  • Collections – Open Banking has been predominantly focussed on acquisition strategies, but is now more widely used to provide more accurate and faster I&E assessments in collections, which can be used for more tailored and affordable payment plans
  • Income Verification – some Open Banking providers are now offering products that only extract customer credit transactions, allowing for the verification of income only. This can be appropriate for some segments and can lead to higher take up and conversions rates
  • Identity Verification – Open Banking can also be used for automated identity verification, which we expect to see more lenders adopting going forward, reducing another potential point of friction in the acquisition journey
  • Thin Files – in our experience progress here has been slow. A lack of data to build strategies here is an issue, but as lenders build confidence in their existing Open Banking strategies, we expect them to start using Open Banking to test into this population and build out better thin file strategies and products
  • Credit Risk Models – early adopters are now reaching a stage where they have sufficient Open Banking data to build their own credit risk scorecard models with – see the case study below. This is being further accelerated by some aggregator channels adding Open Banking consent at the start of their journeys, enabling pre-approved Open Banking offers

Case Study: The Vestigo Approach

The Client

We recently worked with an established lender who were an early Open Banking adopter. They have built up their Open Banking data over the years and wanted to understand what further value it could bring for credit risk decisioning

1. Data Preparation

Numerous data sources were accessed, extracted, and combined, including application form information, credit bureau feeds, and Open Banking data. The data was cleansed and checked for its accuracy and appropriateness

2. Modelling Process

Several model options were investigated from Logistic Regression to more complex models such as Neural Networks and Random Forests

3. Optimisation & Strategy Setting

The model parameters were fine-tuned and optimised. Strategy analysis was carried out to determine different cut-offs impact on the lender’s profitability

Project Insights

The biggest takeaway from this project was that Open Banking data added significant uplift to existing credit scorecard models when used alongside established credit bureau data points.
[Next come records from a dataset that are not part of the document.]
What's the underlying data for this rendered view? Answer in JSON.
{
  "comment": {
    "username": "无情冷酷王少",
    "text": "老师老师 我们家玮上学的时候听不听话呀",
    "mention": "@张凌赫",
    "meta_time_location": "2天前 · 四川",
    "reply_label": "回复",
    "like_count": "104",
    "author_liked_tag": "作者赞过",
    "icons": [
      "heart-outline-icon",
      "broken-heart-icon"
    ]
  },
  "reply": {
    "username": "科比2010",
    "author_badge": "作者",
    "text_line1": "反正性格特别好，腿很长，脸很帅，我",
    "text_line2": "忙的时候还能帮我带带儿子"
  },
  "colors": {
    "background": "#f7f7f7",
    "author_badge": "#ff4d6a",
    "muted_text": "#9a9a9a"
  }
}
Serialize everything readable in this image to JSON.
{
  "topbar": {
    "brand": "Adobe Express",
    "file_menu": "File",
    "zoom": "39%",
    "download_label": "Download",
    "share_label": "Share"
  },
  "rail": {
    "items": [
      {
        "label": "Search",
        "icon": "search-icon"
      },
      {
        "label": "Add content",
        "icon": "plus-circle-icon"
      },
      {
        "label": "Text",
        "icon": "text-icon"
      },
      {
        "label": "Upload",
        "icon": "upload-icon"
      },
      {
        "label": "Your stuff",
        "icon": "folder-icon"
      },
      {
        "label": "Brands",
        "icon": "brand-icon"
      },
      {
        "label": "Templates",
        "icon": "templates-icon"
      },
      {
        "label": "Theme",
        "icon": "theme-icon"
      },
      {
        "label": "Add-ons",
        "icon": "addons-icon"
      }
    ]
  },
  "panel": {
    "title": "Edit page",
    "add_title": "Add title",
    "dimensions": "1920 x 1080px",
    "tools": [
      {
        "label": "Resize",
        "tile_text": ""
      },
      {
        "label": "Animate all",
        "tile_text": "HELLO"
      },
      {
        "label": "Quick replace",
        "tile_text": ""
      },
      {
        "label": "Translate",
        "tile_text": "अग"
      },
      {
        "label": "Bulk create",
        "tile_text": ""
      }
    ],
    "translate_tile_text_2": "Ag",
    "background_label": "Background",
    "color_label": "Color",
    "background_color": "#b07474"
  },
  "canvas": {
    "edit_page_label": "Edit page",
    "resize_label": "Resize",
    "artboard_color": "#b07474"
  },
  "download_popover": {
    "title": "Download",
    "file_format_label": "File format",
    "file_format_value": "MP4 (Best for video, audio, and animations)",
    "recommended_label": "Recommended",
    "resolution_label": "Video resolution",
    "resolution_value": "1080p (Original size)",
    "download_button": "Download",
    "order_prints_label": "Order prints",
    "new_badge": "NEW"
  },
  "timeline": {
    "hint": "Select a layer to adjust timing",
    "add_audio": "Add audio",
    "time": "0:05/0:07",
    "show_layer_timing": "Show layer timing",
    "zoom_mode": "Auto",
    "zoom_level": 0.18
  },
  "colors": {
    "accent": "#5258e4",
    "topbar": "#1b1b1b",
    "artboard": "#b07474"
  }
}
Using only Open Banking data in the model resulted in a much weaker model compared to using only credit bureau data, although model performance still predicted risk relatively well. The real value however, was in using the two sources of data in tandem.

Figure 1 - Model Performance

Many of the Open Banking features that entered the model are ones you would logically expect to predict risk, but crucially are not easily identifiable through traditional data points alone. Some of the most important Open Banking features in our final model were:

  • Regular salary income
  • Regular overdraft usage or low available balance
  • Number of returned payments
  • Cash machine withdrawals
  • Regular savings
  • Gambling transactions

Final thoughts

Open Banking data complements existing data sources and adds significant additional value. It enables faster customer journeys with less operational overhead whilst also giving a more accurate and up to date view of customers money management resulting in improved credit risk decisioning.

At Vestigo, we believe that Open Banking should be one of the core tools in any lender’s arsenal. Lenders that are not currently using Open Banking are lagging their peers and missing out on significant value benefits. While for those that are already using Open Banking, we expect them to further develop, embed, and optimise their Open Banking strategies.

If you are interested in finding out how Vestigo could help your business make the most out of Open Banking data, please get in touch.


Copied to clipboard

Experienced risk and analytics consultancy

Benjamin davies Oja2ty 9 ZLM unsplash

Building analytical solutions that are focused on your real-world objectives

Get the latest news from Vestigo

Sign up below to receive future Vestigo news and updates to your inbox.
© Copyright 2024 Vestigo Partners Ltd Registered Company Number 10826517 | T&Cs | Privacy Policy